The Neocons Have No Credibility – So Why Do They Get So Much Media Exposure?
Topic: Progressive Op-Ed Program
How Proponents Of Perpetual Warfare Are Shaping Our Discourse
If the media coverage of the Iranian elections has taught us anything, it’s that the neoconservatives have held onto their megaphones in the mainstream press. For those of you unfamiliar with the neoconservatives – or neocons, as they are often referred to – they’re a clique of right-wing foreign policy ideologues who think the use of American military power is always justified under any circumstances. The endgame, as neocon Max Boot put it, is to have American troops occupy the “troubled lands” that “cry out for the sort of enlightened foreign administration once provided by self-confident Englishmen in jodhpurs and pith helmets.” The neocons’ one real attempt at implementing this doctrine so far has been in Iraq, where our country has been fighting for more than six years to take out Saddam Hussein’s non-existent weapons of mass destruction stockpiles.
Amazingly, the neocons have learned nothing from the bloody experience in Iraq and would like to see it copied several times over. The recent Iranian elections are a case in point, as the neocons used the crackdown on Iranian dissidents as an excuse to both portray President Obama as weak and to restate their calls for regime change in the country. And of course, it isn’t merely Iran where the neocons would like to see military force applied. Neocon guru and Weekly Standard editor Bill Kristol, for instance, has advocated using the American military to preventatively attack not only Iran, but also North Korea, Sudan and even Somali pirates. The neocons don’t seem to understand that it is simply not possible to fight multiple wars at once with our already-overstretched military. When Newt Gingrich was asked on Meet the Press a few years ago if having 130,000 of our troops stuck in Iraq had harmed our ability to deal effectively with Iran and North Korea, Gingrich actually said that it only hurt us “in our minds.”

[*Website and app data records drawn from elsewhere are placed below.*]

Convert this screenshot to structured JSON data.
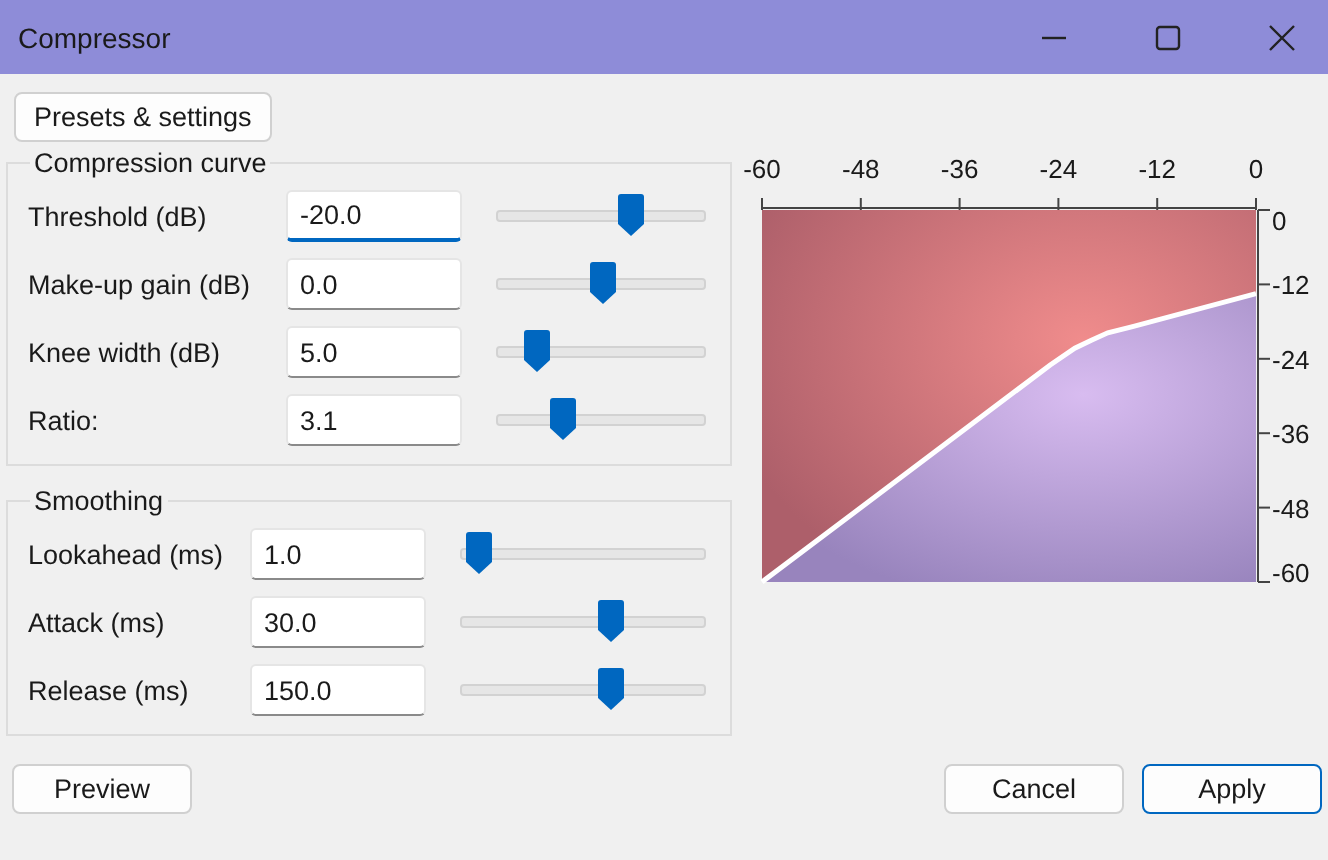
{
  "window": {
    "title": "Compressor"
  },
  "presets_button": "Presets & settings",
  "groups": [
    {
      "title": "Compression curve",
      "rows": [
        {
          "label": "Threshold (dB)",
          "value": "-20.0",
          "focused": true,
          "level": 0.64
        },
        {
          "label": "Make-up gain (dB)",
          "value": "0.0",
          "focused": false,
          "level": 0.5
        },
        {
          "label": "Knee width (dB)",
          "value": "5.0",
          "focused": false,
          "level": 0.19
        },
        {
          "label": "Ratio:",
          "value": "3.1",
          "focused": false,
          "level": 0.31
        }
      ]
    },
    {
      "title": "Smoothing",
      "rows": [
        {
          "label": "Lookahead (ms)",
          "value": "1.0",
          "focused": false,
          "level": 0.07
        },
        {
          "label": "Attack (ms)",
          "value": "30.0",
          "focused": false,
          "level": 0.61
        },
        {
          "label": "Release (ms)",
          "value": "150.0",
          "focused": false,
          "level": 0.61
        }
      ]
    }
  ],
  "chart_data": {
    "type": "line",
    "x": [
      -60,
      -25,
      -22,
      -20,
      -18,
      -15,
      0
    ],
    "series": [
      {
        "color": "#ffffff",
        "values": [
          -60,
          -25,
          -22.3,
          -21,
          -19.8,
          -18.8,
          -13.5
        ]
      }
    ],
    "xlim": [
      -60,
      0
    ],
    "ylim": [
      -60,
      0
    ],
    "xticks": [
      -60,
      -48,
      -36,
      -24,
      -12,
      0
    ],
    "yticks": [
      0,
      -12,
      -24,
      -36,
      -48,
      -60
    ]
  },
  "buttons": [
    {
      "label": "Preview",
      "default": false
    },
    {
      "label": "Cancel",
      "default": false
    },
    {
      "label": "Apply",
      "default": true
    }
  ]
}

But despite the fact that the neocons are demonstrably insane, they haven’t lost any of their credibility in the world of mainstream punditry. Neocons Kristol, Robert Kagan and Charles Krauthammer are all regular columnists at the Washington Post, while Newt Gingrich and Liz Cheney have become fixtures on television talk shows. Why have the neoconservatives been given such a large megaphone in the press when other members of the conservative movement, such as the libertarians and Christian conservatives, get relatively little exposure?
I think one big reason has to be the simplicity of the neocons’ narrative. While debates about healthcare reform and financial regulations are likely to go over many journalists’ heads, everybody understands, say, getting blown up by a North Korean missile. And because the neocons seem to think their target audience does not have the deepest understanding of history, they keep their historical analogies stark and uncomplicated: Chamberlain’s appeasement of Hitler, Jimmy Carter’s handling of the Iranian hostage crisis and the terrorist attacks of September 11. These analogies are typically deployed in the following manner: “(X Politician) is showing the craven incompetence of Jimmy Carter while following Neville Chamberlain’s plan of appeasement, thus placing the nation in grave danger of getting hit with another 9/11.”
While these blatant scare tactics are good at garnering headlines, they are also easy to ridicule. After all, the reason why Adolf Hitler and the 9/11 attacks are so ingrained into our historical consciousness is because they were so uniquely awful. So when Charles Krauthammer claims that the leaders of China, North Korea and Iran are all the next Hitler, for example, the analogy loses a lot of its power. Similarly, when the Weekly Standard compares Barack Obama, Bill Clinton, every 2004 Democratic presidential candidate, Jimmy Carter, George HW Bush and the Iraq Study Group to Neville Chamberlain, you can’t help but laugh. Because let’s face it: if every other country is run by the next Hitler and four out of our last six presidents have been Neville Chamberlains, America should have been overrun by barbarian hordes long ago.
In this light, it seems that ridicule is probably the best weapon for progressives who want to defend the virtues of diplomacy and multilateralism against the neocons’ ceaseless calls for more war. So the next time you find yourself debating a neoconservative who compares you to Neville Chamberlain because you don’t want to invade Venezuela, just roll your eyes and say, as neocon hero Ronald Reagan once did, “There you go again.”
This article was produced as part of Commonweal Institute's Progressive Op-Ed Program